That improvement will be put to the test against Pittsburgh wide receivers Devin Street and Tyler Boyd, a true freshman. The duo combined for 14 catches, 320 yards and five touchdowns against Duke, and there are only four other teams in the country with two receivers averaging more yards per game than Street and Boyd (233.7) this season.
Meanwhile, Panthers quarterback Tom Savage, a 23-year-old transfer who previously played at Rutgers and Arizona, threw for a career-high 424 yards and six touchdowns and earned Walter Camp national player of the week honors for his performance against the Blue Devils. So after not seeing much action last weekend against VMI, Virginia’s cornerbacks have spent the week dissecting Pittsburgh’s passing attack.
“You got out there playing blind playing against a quarterback that threw six touchdowns the week before, it can easily happen to you,” junior cornerback Demetrious Nicholson said. “We definitely have been making more plays on the ball as compared to previous years, but we also have a lot of teams to go in this offense and we have a lot of offenses that like to pass that we still have to go up against.”
Pittsburgh Coach Paul Chryst was Wisconsin’s offensive coordinator when the Badgers set school records with quarterback Russell Wilson in 2011, and he brings a more traditional game plan to the table than the spread offenses Virginia has seen over the first three games of the year.
But at its best, Chryst’s offenses can be devastating with a powerful rushing attack and well-timed play-action passes. Pittsburgh freshman tailback James Connor is averaging 6.7 yards per rush and gained 174 yards on the ground against the Blue Devils.

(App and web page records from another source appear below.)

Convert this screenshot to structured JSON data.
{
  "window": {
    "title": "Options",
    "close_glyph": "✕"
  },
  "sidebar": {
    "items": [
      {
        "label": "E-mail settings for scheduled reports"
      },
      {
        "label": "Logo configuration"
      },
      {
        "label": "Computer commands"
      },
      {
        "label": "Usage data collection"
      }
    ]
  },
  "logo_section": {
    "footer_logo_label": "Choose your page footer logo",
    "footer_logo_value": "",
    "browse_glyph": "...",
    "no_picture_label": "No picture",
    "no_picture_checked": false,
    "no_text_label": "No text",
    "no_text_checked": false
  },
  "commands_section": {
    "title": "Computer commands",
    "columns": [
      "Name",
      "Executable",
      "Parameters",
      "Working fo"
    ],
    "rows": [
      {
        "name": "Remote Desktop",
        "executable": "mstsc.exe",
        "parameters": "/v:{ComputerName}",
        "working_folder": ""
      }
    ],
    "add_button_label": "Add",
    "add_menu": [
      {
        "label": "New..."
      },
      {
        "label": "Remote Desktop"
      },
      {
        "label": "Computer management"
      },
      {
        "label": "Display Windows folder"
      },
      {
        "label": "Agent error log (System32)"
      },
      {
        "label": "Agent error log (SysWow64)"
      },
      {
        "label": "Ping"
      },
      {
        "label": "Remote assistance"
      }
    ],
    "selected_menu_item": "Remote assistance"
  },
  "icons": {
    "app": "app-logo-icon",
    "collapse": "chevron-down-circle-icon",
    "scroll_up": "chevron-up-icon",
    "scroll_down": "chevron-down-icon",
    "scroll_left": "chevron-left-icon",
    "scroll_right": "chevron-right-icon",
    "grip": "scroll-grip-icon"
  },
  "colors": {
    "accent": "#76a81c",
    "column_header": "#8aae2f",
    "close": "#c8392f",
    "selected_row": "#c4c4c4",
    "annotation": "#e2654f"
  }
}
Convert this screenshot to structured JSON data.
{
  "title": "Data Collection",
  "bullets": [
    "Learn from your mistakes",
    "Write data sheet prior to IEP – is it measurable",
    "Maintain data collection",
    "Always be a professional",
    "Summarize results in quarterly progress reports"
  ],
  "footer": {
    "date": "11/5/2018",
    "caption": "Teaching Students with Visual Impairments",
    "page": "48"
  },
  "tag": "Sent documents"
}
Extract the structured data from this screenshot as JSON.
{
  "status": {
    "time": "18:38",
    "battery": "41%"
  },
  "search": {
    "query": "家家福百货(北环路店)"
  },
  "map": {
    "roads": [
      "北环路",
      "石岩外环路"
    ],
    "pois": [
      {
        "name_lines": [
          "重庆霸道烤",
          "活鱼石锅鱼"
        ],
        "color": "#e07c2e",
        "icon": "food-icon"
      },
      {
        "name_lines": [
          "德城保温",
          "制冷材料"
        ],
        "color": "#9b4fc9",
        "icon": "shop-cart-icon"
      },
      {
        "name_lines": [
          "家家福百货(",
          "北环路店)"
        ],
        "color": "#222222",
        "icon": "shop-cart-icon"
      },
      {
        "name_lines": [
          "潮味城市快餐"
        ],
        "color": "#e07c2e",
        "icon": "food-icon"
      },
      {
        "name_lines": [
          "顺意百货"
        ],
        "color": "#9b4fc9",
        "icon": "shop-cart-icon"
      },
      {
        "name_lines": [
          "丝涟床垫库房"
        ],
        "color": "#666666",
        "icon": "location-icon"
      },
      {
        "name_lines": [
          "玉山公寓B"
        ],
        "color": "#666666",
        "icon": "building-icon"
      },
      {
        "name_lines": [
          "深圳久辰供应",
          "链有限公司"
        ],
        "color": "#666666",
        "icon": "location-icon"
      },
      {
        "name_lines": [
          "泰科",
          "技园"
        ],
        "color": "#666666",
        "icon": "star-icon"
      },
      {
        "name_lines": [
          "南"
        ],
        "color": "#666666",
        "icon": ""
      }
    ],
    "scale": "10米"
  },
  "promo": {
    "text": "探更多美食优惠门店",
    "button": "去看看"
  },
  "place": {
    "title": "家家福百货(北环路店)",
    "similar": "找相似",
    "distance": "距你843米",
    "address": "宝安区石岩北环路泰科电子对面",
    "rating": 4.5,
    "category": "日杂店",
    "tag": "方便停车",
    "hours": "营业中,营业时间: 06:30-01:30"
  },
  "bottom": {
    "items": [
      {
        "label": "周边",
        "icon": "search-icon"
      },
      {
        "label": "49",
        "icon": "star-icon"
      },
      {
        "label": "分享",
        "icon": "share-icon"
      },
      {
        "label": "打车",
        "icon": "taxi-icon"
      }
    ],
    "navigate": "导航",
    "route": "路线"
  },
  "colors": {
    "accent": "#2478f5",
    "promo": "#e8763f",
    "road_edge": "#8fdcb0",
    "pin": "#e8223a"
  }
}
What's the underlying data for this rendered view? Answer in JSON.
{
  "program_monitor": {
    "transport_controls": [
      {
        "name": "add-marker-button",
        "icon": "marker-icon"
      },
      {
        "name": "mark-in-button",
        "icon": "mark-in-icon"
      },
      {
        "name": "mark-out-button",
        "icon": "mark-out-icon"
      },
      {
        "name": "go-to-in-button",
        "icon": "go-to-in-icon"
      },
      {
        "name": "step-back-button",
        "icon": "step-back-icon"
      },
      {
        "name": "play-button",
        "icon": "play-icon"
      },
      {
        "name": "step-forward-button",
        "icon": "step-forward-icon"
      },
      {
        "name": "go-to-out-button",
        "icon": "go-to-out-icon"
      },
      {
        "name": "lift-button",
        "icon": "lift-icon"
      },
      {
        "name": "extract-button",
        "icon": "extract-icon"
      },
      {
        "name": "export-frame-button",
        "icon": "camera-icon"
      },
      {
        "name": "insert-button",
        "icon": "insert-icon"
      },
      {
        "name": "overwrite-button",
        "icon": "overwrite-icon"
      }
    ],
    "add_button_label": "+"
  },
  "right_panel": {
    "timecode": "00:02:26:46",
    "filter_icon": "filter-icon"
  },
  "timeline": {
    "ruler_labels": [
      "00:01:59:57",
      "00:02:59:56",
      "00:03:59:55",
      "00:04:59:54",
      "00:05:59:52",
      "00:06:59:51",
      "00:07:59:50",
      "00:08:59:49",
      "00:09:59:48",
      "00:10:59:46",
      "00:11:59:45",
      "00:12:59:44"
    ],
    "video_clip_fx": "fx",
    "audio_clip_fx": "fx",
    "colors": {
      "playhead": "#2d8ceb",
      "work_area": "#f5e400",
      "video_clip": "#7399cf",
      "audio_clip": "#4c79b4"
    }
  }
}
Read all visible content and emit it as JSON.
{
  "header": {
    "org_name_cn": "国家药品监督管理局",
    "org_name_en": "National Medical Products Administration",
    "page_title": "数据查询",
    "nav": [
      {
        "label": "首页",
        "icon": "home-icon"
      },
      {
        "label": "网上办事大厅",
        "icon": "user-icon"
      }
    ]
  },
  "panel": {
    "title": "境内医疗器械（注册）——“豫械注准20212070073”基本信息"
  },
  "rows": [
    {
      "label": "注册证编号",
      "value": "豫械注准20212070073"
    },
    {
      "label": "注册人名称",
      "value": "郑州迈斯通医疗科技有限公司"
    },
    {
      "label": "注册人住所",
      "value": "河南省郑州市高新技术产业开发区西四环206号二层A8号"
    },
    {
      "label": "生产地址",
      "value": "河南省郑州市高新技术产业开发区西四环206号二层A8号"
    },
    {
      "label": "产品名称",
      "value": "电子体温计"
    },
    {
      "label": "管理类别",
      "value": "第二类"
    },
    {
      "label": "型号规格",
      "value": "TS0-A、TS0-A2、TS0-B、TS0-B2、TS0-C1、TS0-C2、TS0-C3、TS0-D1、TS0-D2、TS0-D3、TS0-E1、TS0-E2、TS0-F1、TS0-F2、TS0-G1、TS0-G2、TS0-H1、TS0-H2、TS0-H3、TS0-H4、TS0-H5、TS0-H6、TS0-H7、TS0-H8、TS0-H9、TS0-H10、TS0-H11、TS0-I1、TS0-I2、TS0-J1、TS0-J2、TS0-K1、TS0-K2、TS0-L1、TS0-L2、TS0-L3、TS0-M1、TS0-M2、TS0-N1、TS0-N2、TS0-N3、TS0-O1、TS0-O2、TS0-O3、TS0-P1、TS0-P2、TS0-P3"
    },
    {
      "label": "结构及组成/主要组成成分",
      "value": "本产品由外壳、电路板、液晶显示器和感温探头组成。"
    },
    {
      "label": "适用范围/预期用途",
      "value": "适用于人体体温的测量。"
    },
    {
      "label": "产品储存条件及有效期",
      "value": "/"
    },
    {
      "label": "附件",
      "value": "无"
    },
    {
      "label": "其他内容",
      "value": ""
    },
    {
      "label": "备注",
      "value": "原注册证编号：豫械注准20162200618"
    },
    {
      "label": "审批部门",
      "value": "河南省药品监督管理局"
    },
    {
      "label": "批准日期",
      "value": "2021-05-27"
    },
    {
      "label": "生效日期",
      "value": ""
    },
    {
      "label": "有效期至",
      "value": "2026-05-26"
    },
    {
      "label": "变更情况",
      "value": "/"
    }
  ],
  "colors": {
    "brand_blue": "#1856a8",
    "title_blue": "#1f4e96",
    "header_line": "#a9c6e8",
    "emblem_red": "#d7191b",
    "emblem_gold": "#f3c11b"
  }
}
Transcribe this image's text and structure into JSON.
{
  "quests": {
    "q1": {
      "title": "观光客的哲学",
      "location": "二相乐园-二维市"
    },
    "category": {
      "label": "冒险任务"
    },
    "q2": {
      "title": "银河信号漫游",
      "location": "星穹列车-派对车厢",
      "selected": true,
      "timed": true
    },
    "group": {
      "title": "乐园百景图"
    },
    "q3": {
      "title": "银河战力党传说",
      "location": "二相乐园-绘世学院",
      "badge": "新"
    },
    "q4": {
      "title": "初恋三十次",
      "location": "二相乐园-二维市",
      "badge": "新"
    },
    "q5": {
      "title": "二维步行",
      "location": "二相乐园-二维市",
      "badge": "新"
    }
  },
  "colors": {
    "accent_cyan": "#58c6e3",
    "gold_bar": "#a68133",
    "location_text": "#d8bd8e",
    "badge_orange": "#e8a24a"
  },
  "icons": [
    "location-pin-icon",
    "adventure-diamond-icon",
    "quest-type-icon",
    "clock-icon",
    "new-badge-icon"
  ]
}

London would still like to see his defense create more turnovers and turn them into points to help an offense that has struggled to generate much in the way of explosive plays thus far. In Virginia’s win over BYU to start the year, the Cavaliers notched a safety, and an interception by safety Anthony Harris set up the game-winning score.
But as Nicholson noted, “the more we play, the more we learn about our defense,” because the Cavaliers are still only three games into Tenuta’s tenure at Virginia. Saturday’s game, though, is looking more and more like a mid-term exam.
“I feel like we’re a good defense. I still feel like we have things to work on, like any other team,” linebacker DaQuan Romero said. “It’s a big, big stage for us. It’s a stage for us to show our capabilities, and it’s a big stage for us to just show everybody what we’ve got.”